Researchers from Texas A&M University’s Energy Institute and Saint-Gobain Proppants have begun a collaborative effort to better understand the behavior of proppants in hydraulic fracturing operations.
The collaboration will initially involve research into the “down hole” performance of proppants in fractured wells.
The collaboration will consist of two research projects. The first is an exploration of geochemical interactions between formation fluids and minerals with fracturing fluid and proppants to better understand how different materials are affected by bore and fracture ambient conditions. The work, led by Hisham Nasr-El-Din, professor in the Harold Vance Department of Petroleum Engineering at Texas A&M, is expected to lead to better understanding of how to improve proppant stability and performance.

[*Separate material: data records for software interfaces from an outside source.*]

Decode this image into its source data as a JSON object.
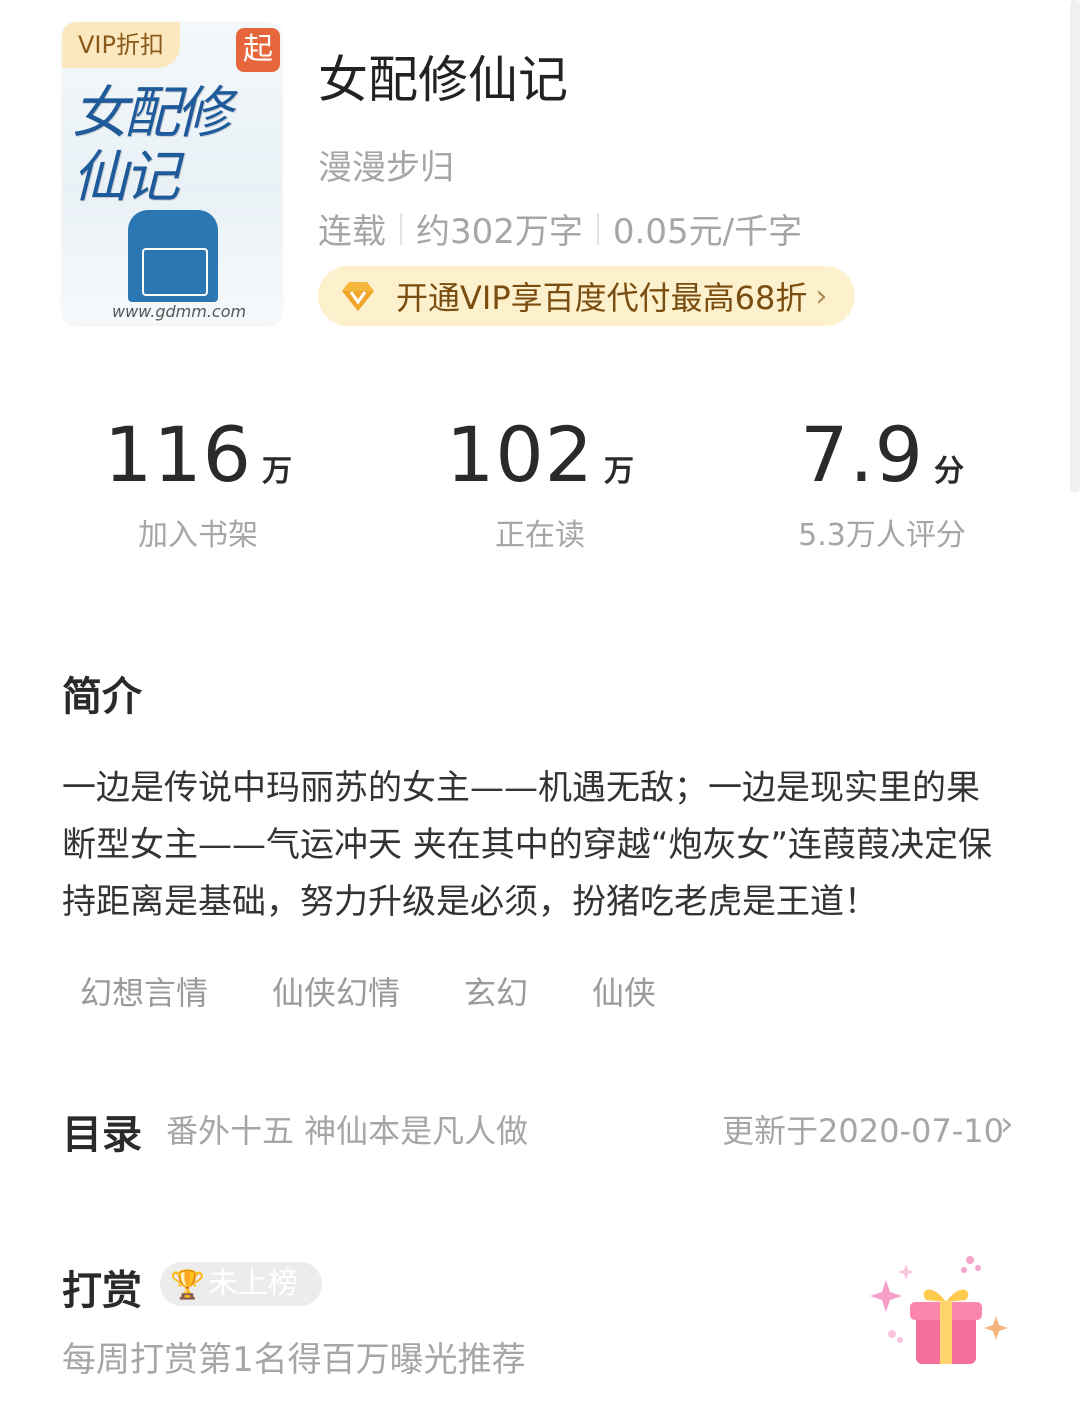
{
  "book": {
    "badge": "VIP折扣",
    "cover_logo": "起",
    "cover_title": "女配修仙记",
    "cover_url": "www.gdmm.com",
    "title": "女配修仙记",
    "author": "漫漫步归",
    "status": "连载",
    "word_count": "约302万字",
    "price": "0.05元/千字",
    "vip_promo": "开通VIP享百度代付最高68折",
    "vip_promo_icon": "vip-diamond-icon"
  },
  "stats": [
    {
      "value": "116",
      "unit": "万",
      "label": "加入书架"
    },
    {
      "value": "102",
      "unit": "万",
      "label": "正在读"
    },
    {
      "value": "7.9",
      "unit": "分",
      "label": "5.3万人评分"
    }
  ],
  "intro": {
    "title": "简介",
    "text": "一边是传说中玛丽苏的女主——机遇无敌；一边是现实里的果断型女主——气运冲天 夹在其中的穿越“炮灰女”连葭葭决定保持距离是基础，努力升级是必须，扮猪吃老虎是王道！",
    "tags": [
      "幻想言情",
      "仙侠幻情",
      "玄幻",
      "仙侠"
    ]
  },
  "catalog": {
    "title": "目录",
    "latest_chapter": "番外十五 神仙本是凡人做",
    "updated": "更新于2020-07-10"
  },
  "reward": {
    "title": "打赏",
    "rank_badge": "未上榜",
    "subtitle": "每周打赏第1名得百万曝光推荐"
  },
  "colors": {
    "vip_pill_bg": "#fdf0cc",
    "vip_text": "#7a4d10",
    "muted_text": "#a6a6a6"
  }
}
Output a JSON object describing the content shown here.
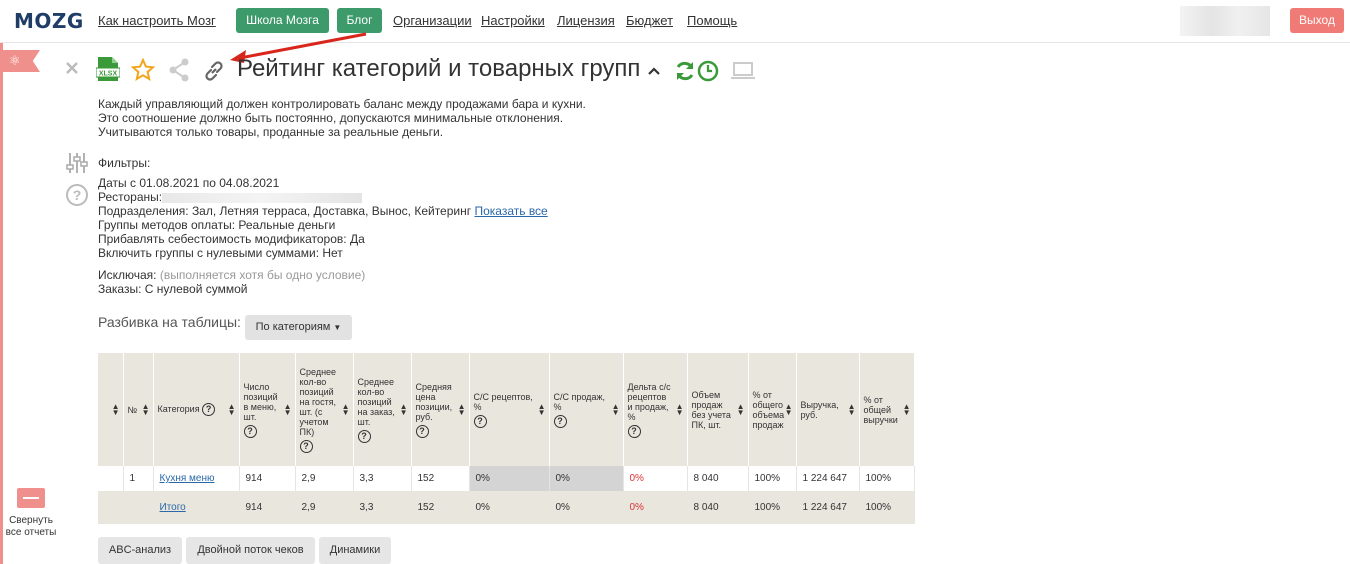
{
  "nav": {
    "logo": "MOZG",
    "how_to": "Как настроить Мозг",
    "school": "Школа Мозга",
    "blog": "Блог",
    "orgs": "Организации",
    "settings": "Настройки",
    "license": "Лицензия",
    "budget": "Бюджет",
    "help": "Помощь",
    "logout": "Выход"
  },
  "sidebar": {
    "collapse_label": "Свернуть все отчеты"
  },
  "report": {
    "title": "Рейтинг категорий и товарных групп",
    "description": [
      "Каждый управляющий должен контролировать баланс между продажами бара и кухни.",
      "Это соотношение должно быть постоянно, допускаются минимальные отклонения.",
      "Учитываются только товары, проданные за реальные деньги."
    ],
    "filters_title": "Фильтры:",
    "dates": "Даты с 01.08.2021 по 04.08.2021",
    "restaurants_label": "Рестораны:",
    "departments": "Подразделения: Зал, Летняя терраса, Доставка, Вынос, Кейтеринг",
    "show_all": "Показать все",
    "payment_groups": "Группы методов оплаты: Реальные деньги",
    "modifier_cost": "Прибавлять себестоимость модификаторов: Да",
    "zero_groups": "Включить группы с нулевыми суммами: Нет",
    "exclude_label": "Исключая:",
    "exclude_note": "(выполняется хотя бы одно условие)",
    "orders": "Заказы: С нулевой суммой",
    "split_label": "Разбивка на таблицы:",
    "split_value": "По категориям"
  },
  "table": {
    "headers": {
      "num": "№",
      "category": "Категория",
      "count": "Число позиций в меню, шт.",
      "avg_guest": "Среднее кол-во позиций на гостя, шт. (с учетом ПК)",
      "avg_order": "Среднее кол-во позиций на заказ, шт.",
      "avg_price": "Средняя цена позиции, руб.",
      "cost_recipe": "С/С рецептов, %",
      "cost_sales": "С/С продаж, %",
      "delta": "Дельта с/с рецептов и продаж, %",
      "volume": "Объем продаж без учета ПК, шт.",
      "share_volume": "% от общего объема продаж",
      "revenue": "Выручка, руб.",
      "share_revenue": "% от общей выручки"
    },
    "rows": [
      {
        "num": "1",
        "category": "Кухня меню",
        "count": "914",
        "avg_guest": "2,9",
        "avg_order": "3,3",
        "avg_price": "152",
        "cost_recipe": "0%",
        "cost_sales": "0%",
        "delta": "0%",
        "volume": "8 040",
        "share_volume": "100%",
        "revenue": "1 224 647",
        "share_revenue": "100%"
      }
    ],
    "total": {
      "category": "Итого",
      "count": "914",
      "avg_guest": "2,9",
      "avg_order": "3,3",
      "avg_price": "152",
      "cost_recipe": "0%",
      "cost_sales": "0%",
      "delta": "0%",
      "volume": "8 040",
      "share_volume": "100%",
      "revenue": "1 224 647",
      "share_revenue": "100%"
    }
  },
  "tabs": {
    "abc": "ABC-анализ",
    "double": "Двойной поток чеков",
    "dynamics": "Динамики"
  },
  "colors": {
    "green": "#3d9a6b",
    "logout": "#f07a75",
    "accent_red": "#e53935",
    "header_bg": "#e9e6de"
  }
}
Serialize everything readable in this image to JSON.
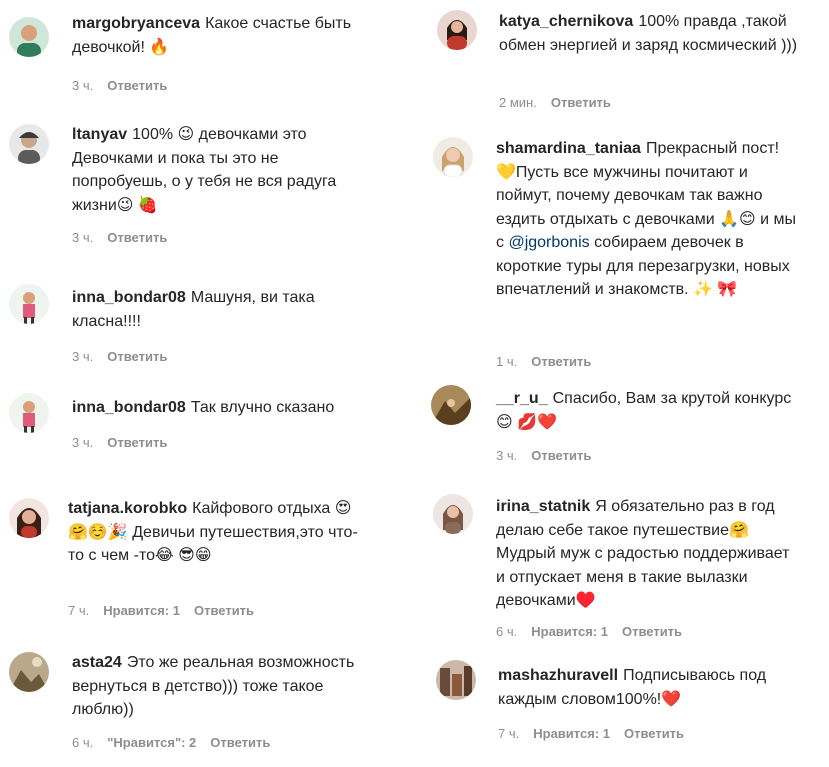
{
  "comments": [
    {
      "user": "margobryanceva",
      "text": "Какое счастье быть девочкой! 🔥",
      "time": "3 ч.",
      "likes": "",
      "reply": "Ответить",
      "avatar_color": "#2e7d5b"
    },
    {
      "user": "ltanyav",
      "text": "100% 😉 девочками это Девочками и пока ты это не попробуешь, о у тебя не вся радуга жизни😉 🍓",
      "time": "3 ч.",
      "likes": "",
      "reply": "Ответить",
      "avatar_color": "#5b5b5b"
    },
    {
      "user": "inna_bondar08",
      "text": "Машуня, ви така класна!!!!",
      "time": "3 ч.",
      "likes": "",
      "reply": "Ответить",
      "avatar_color": "#e05a7a"
    },
    {
      "user": "inna_bondar08",
      "text": "Так влучно сказано",
      "time": "3 ч.",
      "likes": "",
      "reply": "Ответить",
      "avatar_color": "#e05a7a"
    },
    {
      "user": "tatjana.korobko",
      "text": "Кайфового отдыха 😍🤗☺️🎉 Девичьи путешествия,это что-то с чем -то😂 😎😁",
      "time": "7 ч.",
      "likes": "Нравится: 1",
      "reply": "Ответить",
      "avatar_color": "#6b3b2a"
    },
    {
      "user": "asta24",
      "text": "Это же реальная возможность вернуться в детство))) тоже такое люблю))",
      "time": "6 ч.",
      "likes": "\"Нравится\": 2",
      "reply": "Ответить",
      "avatar_color": "#7d6a4a"
    },
    {
      "user": "katya_chernikova",
      "text": "100% правда ,такой обмен энергией и заряд космический )))",
      "time": "2 мин.",
      "likes": "",
      "reply": "Ответить",
      "avatar_color": "#c0392b"
    },
    {
      "user": "shamardina_taniaa",
      "text": "Прекрасный пост! 💛Пусть все мужчины почитают и поймут, почему девочкам так важно ездить отдыхать с девочками 🙏😊 и мы с ",
      "mention": "@jgorbonis",
      "text2": " собираем девочек в короткие туры для перезагрузки, новых впечатлений и знакомств. ✨ 🎀",
      "time": "1 ч.",
      "likes": "",
      "reply": "Ответить",
      "avatar_color": "#c9a36b"
    },
    {
      "user": "__r_u_",
      "text": "Спасибо, Вам за крутой конкурс😊 💋❤️",
      "time": "3 ч.",
      "likes": "",
      "reply": "Ответить",
      "avatar_color": "#7a5a30"
    },
    {
      "user": "irina_statnik",
      "text": "Я обязательно раз в год делаю себе такое путешествие🤗 Мудрый муж с радостью поддерживает и отпускает меня в такие вылазки девочками♥️",
      "time": "6 ч.",
      "likes": "Нравится: 1",
      "reply": "Ответить",
      "avatar_color": "#8a6a5a"
    },
    {
      "user": "mashazhuravell",
      "text": "Подписываюсь под каждым словом100%!❤️",
      "time": "7 ч.",
      "likes": "Нравится: 1",
      "reply": "Ответить",
      "avatar_color": "#6a4a3a"
    }
  ]
}
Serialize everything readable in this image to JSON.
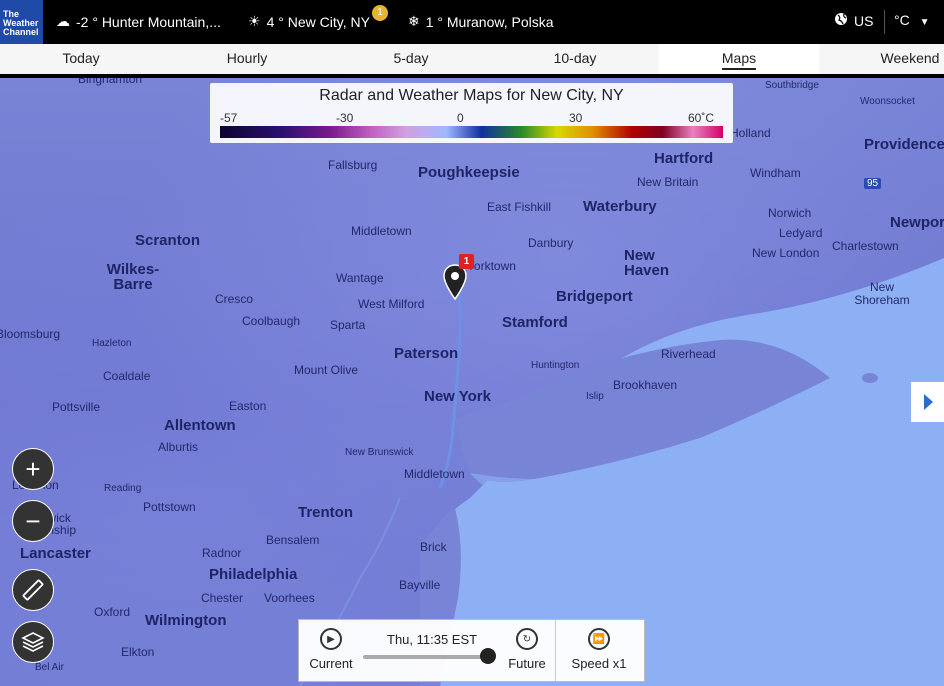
{
  "header": {
    "logo_text": [
      "The",
      "Weather",
      "Channel"
    ],
    "locations": [
      {
        "icon": "cloud-icon",
        "text": "-2 ° Hunter Mountain,..."
      },
      {
        "icon": "sun-icon",
        "text": "4 ° New City, NY"
      },
      {
        "icon": "snow-icon",
        "text": "1 ° Muranow, Polska"
      }
    ],
    "alert_count": "1",
    "region_label": "US",
    "unit_label": "°C"
  },
  "tabs": [
    "Today",
    "Hourly",
    "5-day",
    "10-day",
    "Maps",
    "Weekend"
  ],
  "active_tab": "Maps",
  "legend": {
    "title": "Radar and Weather Maps for New City, NY",
    "ticks": [
      "-57",
      "-30",
      "0",
      "30",
      "60˚C"
    ]
  },
  "map_labels": [
    {
      "text": "Binghamton",
      "size": "md"
    },
    {
      "text": "Southbridge",
      "size": "sm"
    },
    {
      "text": "Woonsocket",
      "size": "sm"
    },
    {
      "text": "Holland",
      "size": "sm"
    },
    {
      "text": "Providence",
      "size": "lg"
    },
    {
      "text": "Hartford",
      "size": "lg"
    },
    {
      "text": "New Britain",
      "size": "md"
    },
    {
      "text": "Windham",
      "size": "md"
    },
    {
      "text": "Fallsburg",
      "size": "md"
    },
    {
      "text": "Poughkeepsie",
      "size": "lg"
    },
    {
      "text": "East Fishkill",
      "size": "md"
    },
    {
      "text": "Waterbury",
      "size": "lg"
    },
    {
      "text": "Norwich",
      "size": "md"
    },
    {
      "text": "Ledyard",
      "size": "md"
    },
    {
      "text": "Newport",
      "size": "lg"
    },
    {
      "text": "Scranton",
      "size": "lg"
    },
    {
      "text": "Middletown",
      "size": "md"
    },
    {
      "text": "Danbury",
      "size": "md"
    },
    {
      "text": "New London",
      "size": "md"
    },
    {
      "text": "Charlestown",
      "size": "md"
    },
    {
      "text": "Wilkes-Barre",
      "size": "lg"
    },
    {
      "text": "Yorktown",
      "size": "md"
    },
    {
      "text": "New Haven",
      "size": "lg"
    },
    {
      "text": "Wantage",
      "size": "md"
    },
    {
      "text": "Cresco",
      "size": "md"
    },
    {
      "text": "West Milford",
      "size": "md"
    },
    {
      "text": "Bridgeport",
      "size": "lg"
    },
    {
      "text": "New Shoreham",
      "size": "md"
    },
    {
      "text": "Coolbaugh",
      "size": "md"
    },
    {
      "text": "Sparta",
      "size": "md"
    },
    {
      "text": "Stamford",
      "size": "lg"
    },
    {
      "text": "Bloomsburg",
      "size": "md"
    },
    {
      "text": "Hazleton",
      "size": "sm"
    },
    {
      "text": "Paterson",
      "size": "lg"
    },
    {
      "text": "Huntington",
      "size": "sm"
    },
    {
      "text": "Riverhead",
      "size": "md"
    },
    {
      "text": "Coaldale",
      "size": "md"
    },
    {
      "text": "Mount Olive",
      "size": "md"
    },
    {
      "text": "Brookhaven",
      "size": "md"
    },
    {
      "text": "Pottsville",
      "size": "md"
    },
    {
      "text": "Easton",
      "size": "md"
    },
    {
      "text": "New York",
      "size": "lg"
    },
    {
      "text": "Islip",
      "size": "sm"
    },
    {
      "text": "Allentown",
      "size": "lg"
    },
    {
      "text": "Alburtis",
      "size": "md"
    },
    {
      "text": "New Brunswick",
      "size": "sm"
    },
    {
      "text": "Middletown",
      "size": "md"
    },
    {
      "text": "Lebanon",
      "size": "md"
    },
    {
      "text": "Reading",
      "size": "sm"
    },
    {
      "text": "Pottstown",
      "size": "md"
    },
    {
      "text": "Warwick Township",
      "size": "md"
    },
    {
      "text": "Trenton",
      "size": "lg"
    },
    {
      "text": "Lancaster",
      "size": "lg"
    },
    {
      "text": "Bensalem",
      "size": "md"
    },
    {
      "text": "Brick",
      "size": "md"
    },
    {
      "text": "Radnor",
      "size": "md"
    },
    {
      "text": "Philadelphia",
      "size": "lg"
    },
    {
      "text": "Bayville",
      "size": "md"
    },
    {
      "text": "Chester",
      "size": "md"
    },
    {
      "text": "Voorhees",
      "size": "md"
    },
    {
      "text": "Oxford",
      "size": "md"
    },
    {
      "text": "Wilmington",
      "size": "lg"
    },
    {
      "text": "Elkton",
      "size": "md"
    },
    {
      "text": "Bel Air",
      "size": "sm"
    },
    {
      "text": "95",
      "size": "sm"
    }
  ],
  "pin_badge": "1",
  "controls": {
    "zoom_in": "+",
    "zoom_out": "−"
  },
  "player": {
    "current_label": "Current",
    "time_label": "Thu, 11:35 EST",
    "future_label": "Future",
    "speed_label": "Speed x1",
    "slider_position": 1.0
  }
}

The second research effort—led by Zoya Heidari and John Killough, professors in the Harold Vance Department of Petroleum Engineering at Texas A&M—involves the application of enhanced well-logging signals and borehole imaging techniques to capture time-lapse degradation of proppants after they are placed in the fracture to track the proppant changes in situ and over time. The outcome of the project will be a new method to quantify changes to sedimentary rock due to the presence of propping agents in the borehole.
“The research is a unique collaboration between petroleum and materials experts from both teams and provides the hydraulic fracturing industry with greater understanding of proppant behavior,” said Tim Stephens, director of research and development for Saint-Gobain Proppants.
According to John Pappas, interim director of the Texas A&M Energy Institute, the project is a great example of the Institute’s mission. “We are increasing our collaborations with industry to solve energy problems that are relevant and multidisciplinary,” Pappas said. “This project is in line with our goal of establishing long-term relationships that leverage industry resources and expertise with Texas A&M’s research capabilities and broad capabilities across the energy sector.”
Saint-Gobain, the world leader in the habitat and construction markets, designs, manufactures and distributes building materials providing innovative solutions to meet the challenges of growth, energy saving and environmental protection. With 2012 sales of $55.5 billion, Saint-Gobain operates in 64 countries and has nearly 195,000 employees. Saint-Gobain Proppants manufactures ceramic proppants, such as VersaLite®, VersaProp®, and UltraProp®, that meet and exceed the rigorous requirements of hydraulic fracturing and contribute to successful hydraulic fracturing in oil and gas wells around the globe. For more information, visit http://www.proppants.saint-gobain.com/.
About Texas A&M Energy Institute
The Texas A&M Energy Institute (EI) supports Texas A&M University’s goal of becoming a world leader in all areas of energy research, scholarship, and creative work and contributing to cutting-edge solutions for grand scientific, engineering, and societal challenges. The institute matches researchers and world-class facilities with internal and external partners to define and solve energy problems and turn those solutions into useful global products.